Bartock explained alternate guitar tunings like drop-D tuning (D, A, D, G, B, E) and double drop-D tuning (D, A, D,G,B,D).Thenheuseda ball point pen to demonstrate how to play slide guitar blues songs using those tunings. He said musicians Richie Havens and Joni Mitchell use these al- ternate tunings.
One of the students asked about the hit song “Barracuda” by Heart. Bartock answered the question by showing the class how to play
the opening galloping rhythm of the song using the “power chords” E, F sharp, and G ending on two harmonics. He explained the usefulness of bar chords and variations of them on the neck of the guitar.
Huget discussed some of the songs the class was working on. Then the class and Huget played “The Joker” by the Steve Miller Band, followed by “Ram- blin’ Man” by the Allman Brothers as Bartock played lead guitar.
his longevity to the time when rock legends such as Jimi Hendrix, Led Zepplin and The Rolling Stones ruled the airwaves.
“I got so excited about the class today, I almost forgot to sign in,” said Louis Calvin whose been play- ing guitar for al- most two years.
Because some of the men in the workshop were beginning guitar students, Bartock discussed the im-

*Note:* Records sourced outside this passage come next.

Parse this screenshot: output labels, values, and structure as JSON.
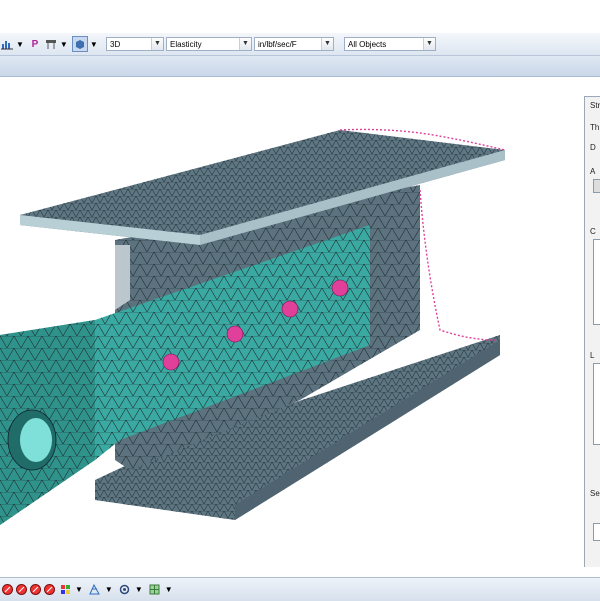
{
  "toolbar": {
    "icons": [
      "chart-icon",
      "dropdown-arrow",
      "p-icon",
      "hierarchy-icon",
      "dropdown-arrow",
      "view-cube-icon",
      "dropdown-arrow"
    ],
    "combos": [
      {
        "name": "view-mode-combo",
        "value": "3D"
      },
      {
        "name": "analysis-type-combo",
        "value": "Elasticity"
      },
      {
        "name": "units-combo",
        "value": "in/lbf/sec/F"
      },
      {
        "name": "selection-filter-combo",
        "value": "All Objects"
      }
    ]
  },
  "panel": {
    "title_fragment": "Str",
    "labels": [
      "Th",
      "D",
      "A",
      "C",
      "L",
      "Se"
    ]
  },
  "model": {
    "mesh_color": "#3aa9a1",
    "beam_color": "#5e7682",
    "highlight_color": "#e0409a"
  },
  "statusbar": {
    "icons": [
      "delete-icon",
      "delete-icon",
      "delete-icon",
      "delete-icon",
      "color-tool-icon",
      "mesh-icon",
      "settings-icon",
      "grid-icon"
    ]
  }
}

The questions kept coming, and at one point Bartock was asked to repeat a lick he did in passing on the song “The Wind Cries Mary” by Hendrix. He also demonstrated how Hendrix used his thumb to play bass lines on chords to get a unique sound from bar chords leaving the G string to ring open.
When asked about play- ing the bass, Bartock said “The best thing to do is lock in with the drummer.” Huget then played a blues rhythm on the guitar as Bartock played a bass line to demonstrate for the class.
Bartock’s visit turned out to be a crash course in equipment, guitar playing and on-the-road touring with other bands. He discussed audiences, monitor mixes, the loudness of music during shows and how “so many mu- sicians are almost deaf.”
“It’s like three companies coming together for a show and going their separate ways,” Bartock said when de- scribing a tour. “Sometimes you don’t hear the audience” with the in-ears headphones, he said adding, “It’s really easy to let your mind wan- der,” but “You can save your hearing so much better.”
“It’s a real pleasure to have him come in and share his talent,” said Huget, who oc- casionally brings in guests to inspire the men.
Bartock was cool and laid back. Unlike some newer young artists, he wasn’t pre- tentious and didn’t put on any airs. Over the decades, he’s seen it all. It wasn’t his first time visiting San Quentin. He’s performed at shows here with the organization Bread & Roses.
“Hey, man, I love it,” said Bartock. “I’ll be back.”